» AVAILABLE DATA:
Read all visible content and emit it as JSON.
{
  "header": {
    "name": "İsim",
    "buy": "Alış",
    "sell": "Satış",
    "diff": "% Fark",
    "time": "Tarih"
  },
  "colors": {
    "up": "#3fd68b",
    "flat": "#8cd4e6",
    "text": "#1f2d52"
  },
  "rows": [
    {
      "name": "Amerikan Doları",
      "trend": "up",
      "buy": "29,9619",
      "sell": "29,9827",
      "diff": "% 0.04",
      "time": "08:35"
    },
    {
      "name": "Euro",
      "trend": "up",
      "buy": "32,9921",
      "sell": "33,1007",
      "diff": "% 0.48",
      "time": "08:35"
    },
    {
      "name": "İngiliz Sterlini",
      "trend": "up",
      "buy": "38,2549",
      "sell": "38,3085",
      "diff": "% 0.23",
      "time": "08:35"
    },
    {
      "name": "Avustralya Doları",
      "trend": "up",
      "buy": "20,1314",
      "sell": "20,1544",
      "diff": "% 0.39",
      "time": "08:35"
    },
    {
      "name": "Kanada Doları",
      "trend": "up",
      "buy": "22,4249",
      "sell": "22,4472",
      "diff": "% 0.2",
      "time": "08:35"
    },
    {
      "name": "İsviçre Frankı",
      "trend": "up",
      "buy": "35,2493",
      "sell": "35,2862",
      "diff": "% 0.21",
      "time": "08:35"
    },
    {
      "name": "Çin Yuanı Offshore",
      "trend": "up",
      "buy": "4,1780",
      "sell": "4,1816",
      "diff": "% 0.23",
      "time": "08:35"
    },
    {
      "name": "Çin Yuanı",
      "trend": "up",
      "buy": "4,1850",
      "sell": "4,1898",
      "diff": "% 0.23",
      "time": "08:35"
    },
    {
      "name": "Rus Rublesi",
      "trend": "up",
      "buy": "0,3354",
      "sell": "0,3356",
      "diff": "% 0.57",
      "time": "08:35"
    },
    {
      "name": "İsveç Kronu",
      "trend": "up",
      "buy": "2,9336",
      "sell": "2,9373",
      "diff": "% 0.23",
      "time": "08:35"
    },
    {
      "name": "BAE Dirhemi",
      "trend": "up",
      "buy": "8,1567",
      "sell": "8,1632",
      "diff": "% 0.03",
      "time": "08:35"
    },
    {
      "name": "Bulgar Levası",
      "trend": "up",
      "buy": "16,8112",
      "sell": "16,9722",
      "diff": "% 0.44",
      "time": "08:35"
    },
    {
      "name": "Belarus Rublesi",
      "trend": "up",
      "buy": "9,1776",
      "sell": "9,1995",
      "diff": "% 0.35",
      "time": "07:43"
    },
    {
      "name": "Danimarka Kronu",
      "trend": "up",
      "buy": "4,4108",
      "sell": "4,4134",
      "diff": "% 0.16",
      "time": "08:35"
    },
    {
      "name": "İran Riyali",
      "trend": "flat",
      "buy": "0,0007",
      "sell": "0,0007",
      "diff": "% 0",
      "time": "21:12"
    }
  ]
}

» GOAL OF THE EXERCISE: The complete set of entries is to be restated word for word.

» ANSWER FOR THE TASK:
Read all visible content and emit it as JSON.
{
  "header": {
    "name": "İsim",
    "buy": "Alış",
    "sell": "Satış",
    "diff": "% Fark",
    "time": "Tarih"
  },
  "colors": {
    "up": "#3fd68b",
    "flat": "#8cd4e6",
    "text": "#1f2d52"
  },
  "rows": [
    {
      "name": "Amerikan Doları",
      "trend": "up",
      "buy": "29,9619",
      "sell": "29,9827",
      "diff": "% 0.04",
      "time": "08:35"
    },
    {
      "name": "Euro",
      "trend": "up",
      "buy": "32,9921",
      "sell": "33,1007",
      "diff": "% 0.48",
      "time": "08:35"
    },
    {
      "name": "İngiliz Sterlini",
      "trend": "up",
      "buy": "38,2549",
      "sell": "38,3085",
      "diff": "% 0.23",
      "time": "08:35"
    },
    {
      "name": "Avustralya Doları",
      "trend": "up",
      "buy": "20,1314",
      "sell": "20,1544",
      "diff": "% 0.39",
      "time": "08:35"
    },
    {
      "name": "Kanada Doları",
      "trend": "up",
      "buy": "22,4249",
      "sell": "22,4472",
      "diff": "% 0.2",
      "time": "08:35"
    },
    {
      "name": "İsviçre Frankı",
      "trend": "up",
      "buy": "35,2493",
      "sell": "35,2862",
      "diff": "% 0.21",
      "time": "08:35"
    },
    {
      "name": "Çin Yuanı Offshore",
      "trend": "up",
      "buy": "4,1780",
      "sell": "4,1816",
      "diff": "% 0.23",
      "time": "08:35"
    },
    {
      "name": "Çin Yuanı",
      "trend": "up",
      "buy": "4,1850",
      "sell": "4,1898",
      "diff": "% 0.23",
      "time": "08:35"
    },
    {
      "name": "Rus Rublesi",
      "trend": "up",
      "buy": "0,3354",
      "sell": "0,3356",
      "diff": "% 0.57",
      "time": "08:35"
    },
    {
      "name": "İsveç Kronu",
      "trend": "up",
      "buy": "2,9336",
      "sell": "2,9373",
      "diff": "% 0.23",
      "time": "08:35"
    },
    {
      "name": "BAE Dirhemi",
      "trend": "up",
      "buy": "8,1567",
      "sell": "8,1632",
      "diff": "% 0.03",
      "time": "08:35"
    },
    {
      "name": "Bulgar Levası",
      "trend": "up",
      "buy": "16,8112",
      "sell": "16,9722",
      "diff": "% 0.44",
      "time": "08:35"
    },
    {
      "name": "Belarus Rublesi",
      "trend": "up",
      "buy": "9,1776",
      "sell": "9,1995",
      "diff": "% 0.35",
      "time": "07:43"
    },
    {
      "name": "Danimarka Kronu",
      "trend": "up",
      "buy": "4,4108",
      "sell": "4,4134",
      "diff": "% 0.16",
      "time": "08:35"
    },
    {
      "name": "İran Riyali",
      "trend": "flat",
      "buy": "0,0007",
      "sell": "0,0007",
      "diff": "% 0",
      "time": "21:12"
    }
  ]
}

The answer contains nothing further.